Titus Livius (Livy), The History of Rome, Book 39 (ed. Evan T. Sage, Ph.D.), chapter 36 (search)
and because he belonged to the party of Philopoemen, who was responsible for whatever had been done in Lacedaemon, replied thus: "It is more difficult for us, Appius Claudius, to speak in your presence than it was recently in Rome before the senate.He probably means the embassy reported in xxxiii. 7 above, although it is not recorded that Lycortas himself was a member of that embassy, and Livy has not mentioned any argument with the Lacedaemonians at that time. Lycortas was also at Rome in 189 B.C. (XXXVIII. xxxii. 5-10). For then our task was to answer the accusations of the Lacedaemonians: now we have been accused by you, before whom we must plead our cause. This disadvantage of situation we accept in the hope that you will listen in the spirit of a judge, laying aside the vehemence of a prosecutor with which you spoke a little while ago. I at any rate, when these complaints which were presented, both here previously before Quintus CaeciliusThere must have been uno

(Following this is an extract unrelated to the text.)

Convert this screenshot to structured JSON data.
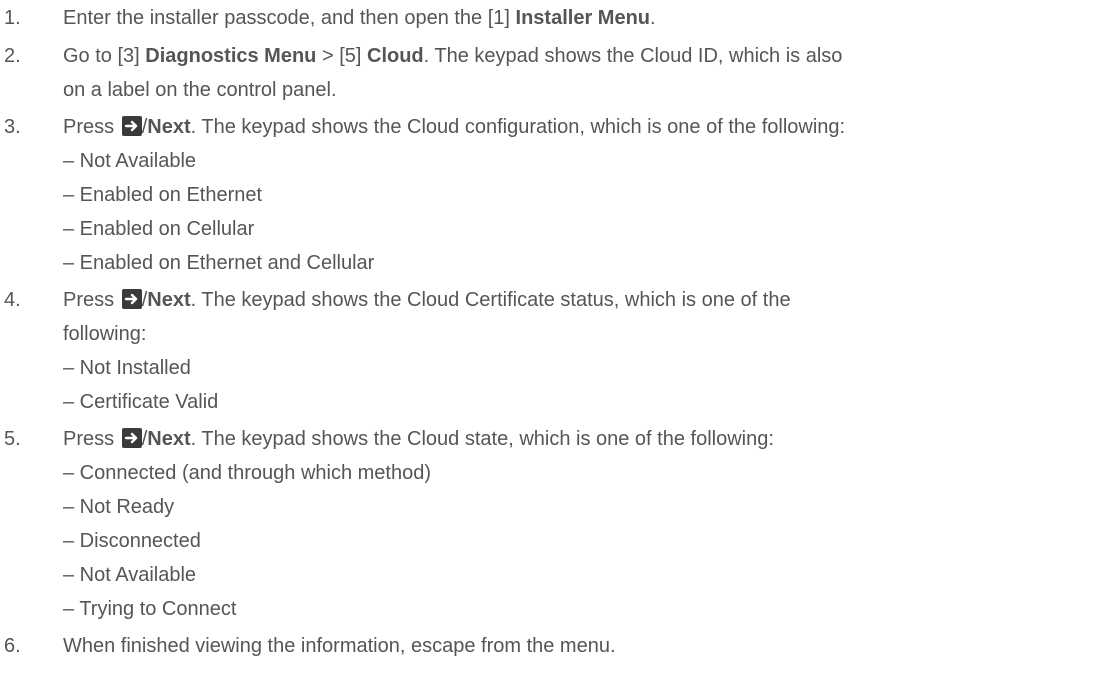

Titus Livius (Livy), The History of Rome, Book 39 (ed. Evan T. Sage, Ph.D.), chapter 40 (search)
When this election had been avoided by the wisdom and courage of the senate, another followed,Cf. the similar contest at the preceding election of 189 B.C. (XXXVII. lvii. 9 —lviii. 2). involving a greater contest, as it was both for a more important prize and participated in by more and more powerful men. The censorship was sought with the most intense rivalry by Lucius Valerius Flaccus,B.C. 184 Publius and Lucius Scipio, Gnaeus Manlius Volso and Lucius Furius Purpurio, patricians, as well as by the plebeians Marcus Porcius Cato, Marcus Fulvius Nobilior, Tiberius Sempronius Longus and Marcus Sempronius Tuditanus.All the candidates were ex-consuls, as usual. Publius Scipio is Nasica, Lucius Scipio was striving for rehabilitation after his trial, but the outcome of the election suggests that the glory of the Scipios had, at least for a time, departed. But among all the patricians and plebeians of the most illustrious houses, Marcus Porcius Cato stood out most conspicuou
Titus Livius (Livy), The History of Rome, Book 39 (ed. Evan T. Sage, Ph.D.), chapter 52 (search)
apparently Polybius (l.c.; cf. Nepos, l.c.), despite what Livy says here, puts the date a year later. Rutilius is nowhere else quoted by Livy. write, died this year. For my part, I agree neither with them nor with ValeriusAntias dated Scipio's death in 187 B.C.: XXXVIII. liii. 8. —not with them, because in the censorship of Marcus Porcius and Lucius Valerius I find that the princeps senatus chosen was the same Lucius Valerius who was censor, whereas in the two preceding lustraThe censors of 189 B.C. gave him this rank for the third time (XXXVIII. xxviii. 2 and the note). The choice of Valerius in 184 B.C. is not mentioned in the running account of the censorship (xliii. 5 —xliv. 9 above). Africanus had held this distinction, and while he lived, unless he had been expelled from the senate, a disgrace which no one has recorded, another princeps would not have been chosen in his stead.Livy thus concludes that Scipio was dead before the lectio by Cato and Flaccus. Their active term a